## Work instruction:
Where the word "there" shows up in the entries below, please copy the whole line.

## Records for this task:

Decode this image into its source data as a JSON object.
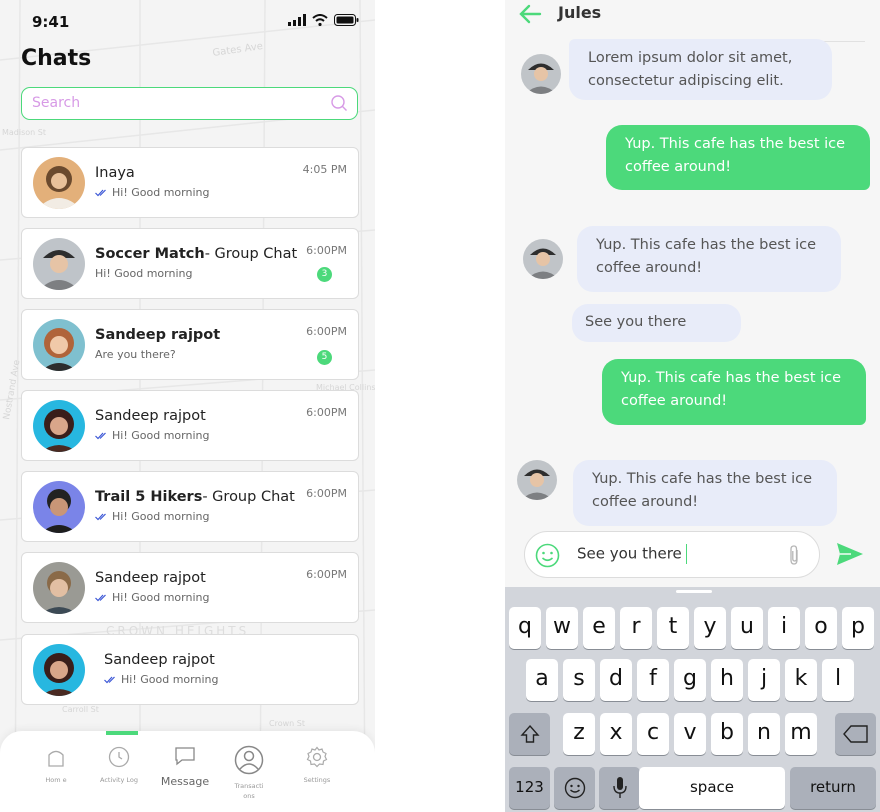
{
  "list_screen": {
    "status": {
      "time": "9:41"
    },
    "title": "Chats",
    "search": {
      "placeholder": "Search"
    },
    "map_labels": [
      "Gates Ave",
      "CROWN HEIGHTS",
      "Nostrand Ave",
      "Madison St",
      "Michael Collins St",
      "Carroll St",
      "Crown St"
    ],
    "chats": [
      {
        "name_bold": "",
        "name": "Inaya",
        "message": "Hi! Good morning",
        "time": "4:05 PM",
        "read_ticks": true,
        "unread": ""
      },
      {
        "name_bold": "Soccer Match",
        "name": "- Group Chat",
        "message": "Hi! Good morning",
        "time": "6:00PM",
        "read_ticks": false,
        "unread": "3"
      },
      {
        "name_bold": "Sandeep rajpot",
        "name": "",
        "message": "Are you there?",
        "time": "6:00PM",
        "read_ticks": false,
        "unread": "5"
      },
      {
        "name_bold": "",
        "name": "Sandeep rajpot",
        "message": "Hi! Good morning",
        "time": "6:00PM",
        "read_ticks": true,
        "unread": ""
      },
      {
        "name_bold": "Trail 5 Hikers",
        "name": "- Group Chat",
        "message": "Hi! Good morning",
        "time": "6:00PM",
        "read_ticks": true,
        "unread": ""
      },
      {
        "name_bold": "",
        "name": "Sandeep rajpot",
        "message": "Hi! Good morning",
        "time": "6:00PM",
        "read_ticks": true,
        "unread": ""
      },
      {
        "name_bold": "",
        "name": "Sandeep rajpot",
        "message": "Hi! Good morning",
        "time": "",
        "read_ticks": true,
        "unread": ""
      }
    ],
    "nav": [
      {
        "icon": "home-icon",
        "label": "Hom e"
      },
      {
        "icon": "clock-icon",
        "label": "Activity Log"
      },
      {
        "icon": "message-icon",
        "label": "Message"
      },
      {
        "icon": "user-circle-icon",
        "label": "Transacti ons"
      },
      {
        "icon": "gear-icon",
        "label": "Settings"
      }
    ],
    "accent": "#4cd97b"
  },
  "chat_screen": {
    "contact": "Jules",
    "messages": [
      {
        "dir": "in",
        "text": "Lorem ipsum dolor sit amet, consectetur adipiscing elit."
      },
      {
        "dir": "out",
        "text": "Yup. This cafe has the best ice coffee around!"
      },
      {
        "dir": "in",
        "text": "Yup. This cafe has the best ice coffee around!"
      },
      {
        "dir": "in",
        "text": "See you there"
      },
      {
        "dir": "out",
        "text": "Yup. This cafe has the best ice coffee around!"
      },
      {
        "dir": "in",
        "text": "Yup. This cafe has the best ice coffee around!"
      }
    ],
    "composer": {
      "value": "See you there"
    },
    "keyboard": {
      "row1": [
        "q",
        "w",
        "e",
        "r",
        "t",
        "y",
        "u",
        "i",
        "o",
        "p"
      ],
      "row2": [
        "a",
        "s",
        "d",
        "f",
        "g",
        "h",
        "j",
        "k",
        "l"
      ],
      "row3": [
        "z",
        "x",
        "c",
        "v",
        "b",
        "n",
        "m"
      ],
      "numbers": "123",
      "space": "space",
      "return": "return"
    },
    "colors": {
      "incoming": "#e8ecf9",
      "outgoing": "#4cd97b"
    }
  }
}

## Answer to this problem:
        "message": "Are you there?",
        "text": "See you there"
      "value": "See you there"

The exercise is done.